The past four weeks have consisted of many pharmacology lectures; we're concentrating more on the drugs that affect the central nervous system and those against infectious diseases. There are so many names and I can't even pronounce half of them, which doesn't stand me in good stead for the future. On the other hand, I am enjoying relating the drugs to their uses and comparing them to their use within human medicine. My parents are probably fed up with me asking what medication they've been on and what it was for. Personally, I've recently been prescribed antibiotics for infected eczema, as well as some steroid cream. However, I am a little different compared to other people in that I'm allergic to penicillin (which my family discovered one holiday in Guernsey, but that's another story), so instead I'm on a macrolide. If I'd been given it a week earlier I wouldn't have had any idea what that meant, but now I feel a little more clued up, particularly because I spent a good 20 minutes reading the data sheet. Actually, I read most data sheets of drugs, although to be honest, I was checking this data sheet to see if I could have a glass of wine at the weekend!
Most of the timetable is taken up by pharmacology, but as well as that we have been preparing for our professional skills assessment, which concentrates on communication skills.
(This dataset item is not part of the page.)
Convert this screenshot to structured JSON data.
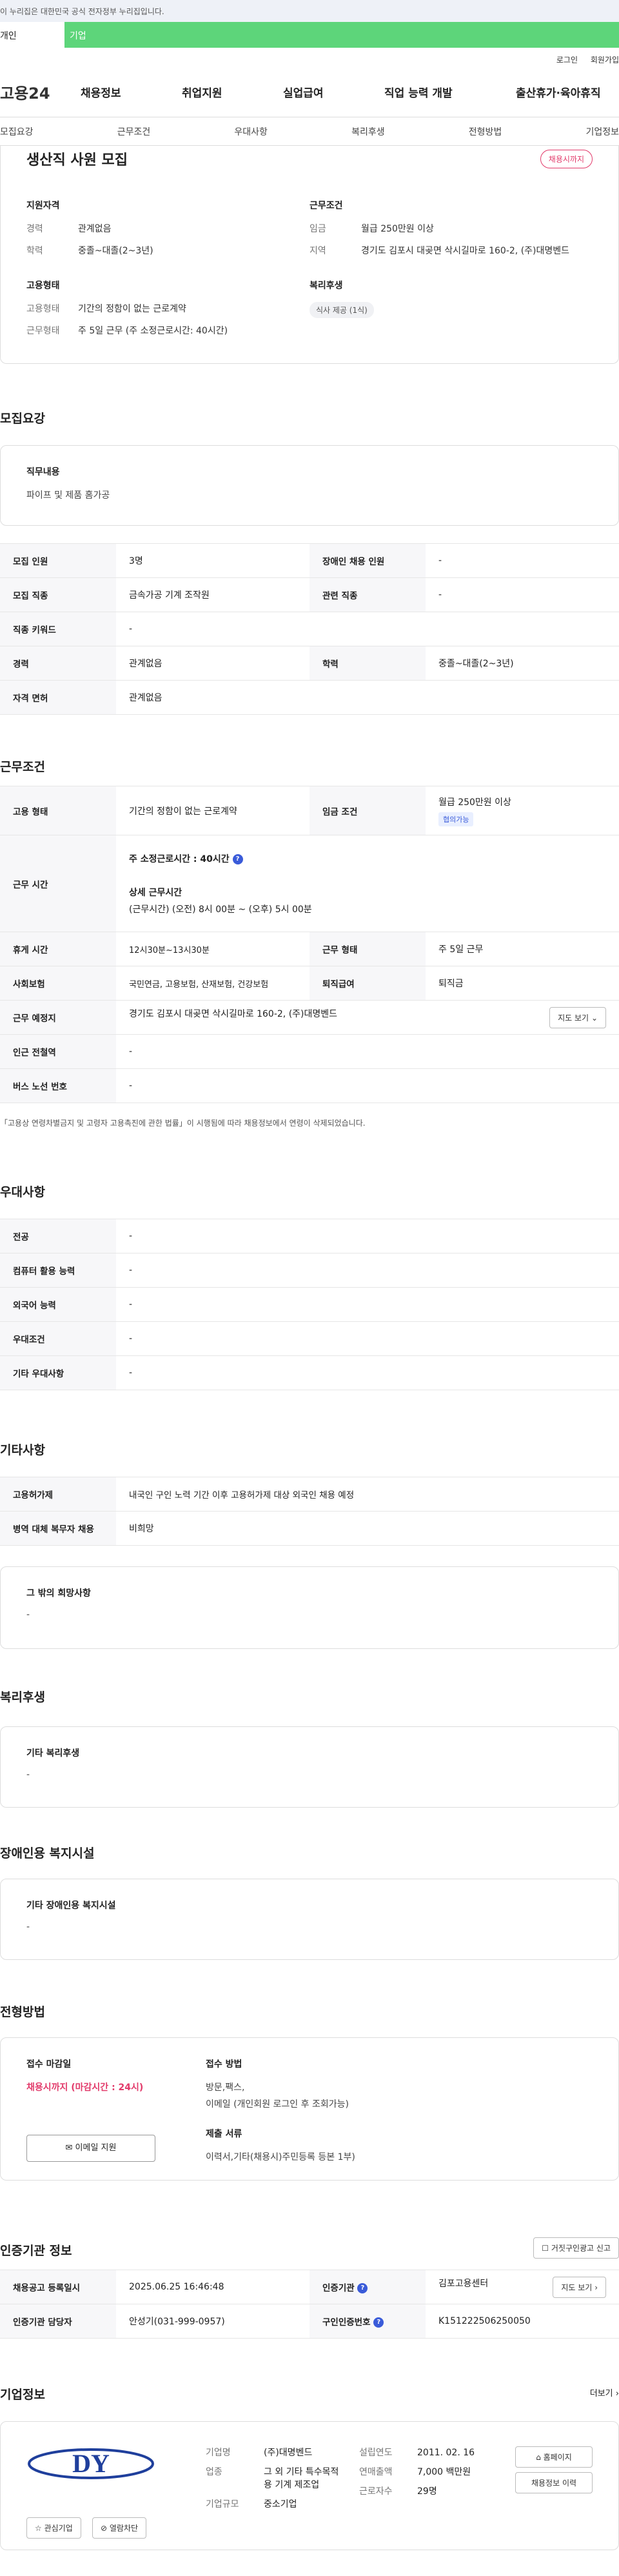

The assessment involves taking a history from the owner of a pet before referring it to the vet. Initially we were taught about dealing with difficult communications: this may involve responding to client emotions in the correct way, or dealing with conflicting scenarios in terms of financial constraints and ethical dilemmas. I like to think I respond well to people's emotions; despite not knowing what to say or do half of the time, I think that it is a good building block. We got a chance to look at a few good and bad examples of scenarios, trying to appreciate what is too much empathy and what is too little/non-existent. Last year this assessment was during the exam period at the same time as our objective structured practical exam (also known as an OSPE); however, they decided to bring it forward this year so the preparation didn't interrupt revision for the other exams.⇓
I'm already looking forward to my two weeks' lambing at Easter. Fingers crossed it gets a little warmer!